| Provided data |
%%
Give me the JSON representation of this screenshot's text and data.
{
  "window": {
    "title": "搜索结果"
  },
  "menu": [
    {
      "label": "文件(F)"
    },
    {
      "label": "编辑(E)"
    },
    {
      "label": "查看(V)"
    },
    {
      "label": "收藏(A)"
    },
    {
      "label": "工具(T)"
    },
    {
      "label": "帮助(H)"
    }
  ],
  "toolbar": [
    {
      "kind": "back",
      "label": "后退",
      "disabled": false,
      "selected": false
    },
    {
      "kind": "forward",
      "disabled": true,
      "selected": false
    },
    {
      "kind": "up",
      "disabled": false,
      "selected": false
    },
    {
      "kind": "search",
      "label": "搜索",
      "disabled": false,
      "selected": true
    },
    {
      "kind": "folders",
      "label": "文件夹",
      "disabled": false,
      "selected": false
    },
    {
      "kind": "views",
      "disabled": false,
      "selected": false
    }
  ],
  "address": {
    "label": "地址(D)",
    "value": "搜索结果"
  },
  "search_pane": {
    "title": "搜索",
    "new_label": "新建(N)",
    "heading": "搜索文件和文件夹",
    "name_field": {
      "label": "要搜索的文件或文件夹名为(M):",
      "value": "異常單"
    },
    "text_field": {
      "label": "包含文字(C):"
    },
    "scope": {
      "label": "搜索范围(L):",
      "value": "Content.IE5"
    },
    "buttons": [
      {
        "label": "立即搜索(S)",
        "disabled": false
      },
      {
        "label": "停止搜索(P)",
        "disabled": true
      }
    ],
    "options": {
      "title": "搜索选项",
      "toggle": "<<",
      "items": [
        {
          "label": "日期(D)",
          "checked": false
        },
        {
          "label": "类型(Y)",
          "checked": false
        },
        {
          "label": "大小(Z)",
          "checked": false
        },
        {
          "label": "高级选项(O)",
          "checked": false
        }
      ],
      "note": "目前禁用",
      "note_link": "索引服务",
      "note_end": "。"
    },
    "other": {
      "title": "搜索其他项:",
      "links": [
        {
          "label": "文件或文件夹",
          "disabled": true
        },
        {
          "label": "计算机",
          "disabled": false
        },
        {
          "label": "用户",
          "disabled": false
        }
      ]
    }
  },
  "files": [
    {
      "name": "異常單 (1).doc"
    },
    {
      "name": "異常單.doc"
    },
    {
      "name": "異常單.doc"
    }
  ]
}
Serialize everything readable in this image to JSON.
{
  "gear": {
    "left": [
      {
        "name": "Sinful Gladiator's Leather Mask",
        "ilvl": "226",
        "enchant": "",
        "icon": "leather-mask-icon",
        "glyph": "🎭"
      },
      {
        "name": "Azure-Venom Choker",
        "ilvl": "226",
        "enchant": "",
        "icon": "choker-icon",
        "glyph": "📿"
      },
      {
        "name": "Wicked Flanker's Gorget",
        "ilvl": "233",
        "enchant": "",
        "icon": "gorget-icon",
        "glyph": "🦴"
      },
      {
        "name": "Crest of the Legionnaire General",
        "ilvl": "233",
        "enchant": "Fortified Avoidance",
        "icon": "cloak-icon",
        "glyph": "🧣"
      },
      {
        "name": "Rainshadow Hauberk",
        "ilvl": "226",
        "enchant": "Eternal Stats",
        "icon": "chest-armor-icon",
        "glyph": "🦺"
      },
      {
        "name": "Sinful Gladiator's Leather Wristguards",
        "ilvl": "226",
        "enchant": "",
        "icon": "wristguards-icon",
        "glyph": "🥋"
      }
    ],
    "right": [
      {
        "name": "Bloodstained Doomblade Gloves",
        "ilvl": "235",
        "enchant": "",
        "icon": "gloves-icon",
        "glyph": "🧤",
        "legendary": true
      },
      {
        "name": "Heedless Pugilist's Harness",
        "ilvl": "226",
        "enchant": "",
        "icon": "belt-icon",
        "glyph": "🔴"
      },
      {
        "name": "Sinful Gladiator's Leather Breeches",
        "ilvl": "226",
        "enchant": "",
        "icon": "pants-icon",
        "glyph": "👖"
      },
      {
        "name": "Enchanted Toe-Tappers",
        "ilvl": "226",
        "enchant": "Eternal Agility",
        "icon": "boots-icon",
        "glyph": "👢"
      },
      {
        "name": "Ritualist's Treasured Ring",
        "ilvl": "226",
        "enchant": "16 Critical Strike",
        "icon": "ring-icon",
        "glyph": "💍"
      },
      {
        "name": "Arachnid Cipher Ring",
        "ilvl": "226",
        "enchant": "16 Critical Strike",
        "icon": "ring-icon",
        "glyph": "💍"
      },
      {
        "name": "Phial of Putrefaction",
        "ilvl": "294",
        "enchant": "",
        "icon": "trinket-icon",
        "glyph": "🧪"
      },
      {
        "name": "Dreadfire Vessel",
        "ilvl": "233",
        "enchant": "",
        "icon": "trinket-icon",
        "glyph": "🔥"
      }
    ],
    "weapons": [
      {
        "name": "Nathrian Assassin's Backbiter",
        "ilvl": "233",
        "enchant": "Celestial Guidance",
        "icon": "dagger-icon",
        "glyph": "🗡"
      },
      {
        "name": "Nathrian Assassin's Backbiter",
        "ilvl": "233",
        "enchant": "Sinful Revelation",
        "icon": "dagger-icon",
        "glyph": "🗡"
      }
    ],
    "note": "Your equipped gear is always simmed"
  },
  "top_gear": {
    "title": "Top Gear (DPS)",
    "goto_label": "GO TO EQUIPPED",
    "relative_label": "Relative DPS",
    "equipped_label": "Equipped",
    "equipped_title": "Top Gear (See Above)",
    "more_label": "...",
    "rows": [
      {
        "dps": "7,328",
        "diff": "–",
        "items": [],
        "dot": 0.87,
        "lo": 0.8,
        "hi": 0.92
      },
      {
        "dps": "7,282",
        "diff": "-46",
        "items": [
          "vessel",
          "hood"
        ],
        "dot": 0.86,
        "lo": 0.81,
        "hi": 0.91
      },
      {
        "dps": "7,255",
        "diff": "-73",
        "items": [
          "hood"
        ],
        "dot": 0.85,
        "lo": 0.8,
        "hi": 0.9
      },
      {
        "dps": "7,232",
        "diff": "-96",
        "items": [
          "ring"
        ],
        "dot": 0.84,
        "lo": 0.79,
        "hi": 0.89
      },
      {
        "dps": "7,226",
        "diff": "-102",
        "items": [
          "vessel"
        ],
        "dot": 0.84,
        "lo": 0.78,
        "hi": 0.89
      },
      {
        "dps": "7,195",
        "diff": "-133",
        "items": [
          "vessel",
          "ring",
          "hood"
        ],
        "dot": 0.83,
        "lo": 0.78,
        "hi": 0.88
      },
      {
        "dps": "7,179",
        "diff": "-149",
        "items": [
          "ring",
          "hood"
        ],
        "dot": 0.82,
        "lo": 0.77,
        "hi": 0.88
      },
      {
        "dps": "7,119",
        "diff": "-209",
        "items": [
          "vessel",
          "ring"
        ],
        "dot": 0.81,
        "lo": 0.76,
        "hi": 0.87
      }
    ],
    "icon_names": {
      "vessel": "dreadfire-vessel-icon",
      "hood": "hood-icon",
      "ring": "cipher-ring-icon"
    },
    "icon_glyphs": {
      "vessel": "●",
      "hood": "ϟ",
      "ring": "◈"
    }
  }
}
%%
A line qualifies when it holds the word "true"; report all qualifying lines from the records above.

      "disabled": true,
      "selected": true
        "disabled": true
          "disabled": true
        "legendary": true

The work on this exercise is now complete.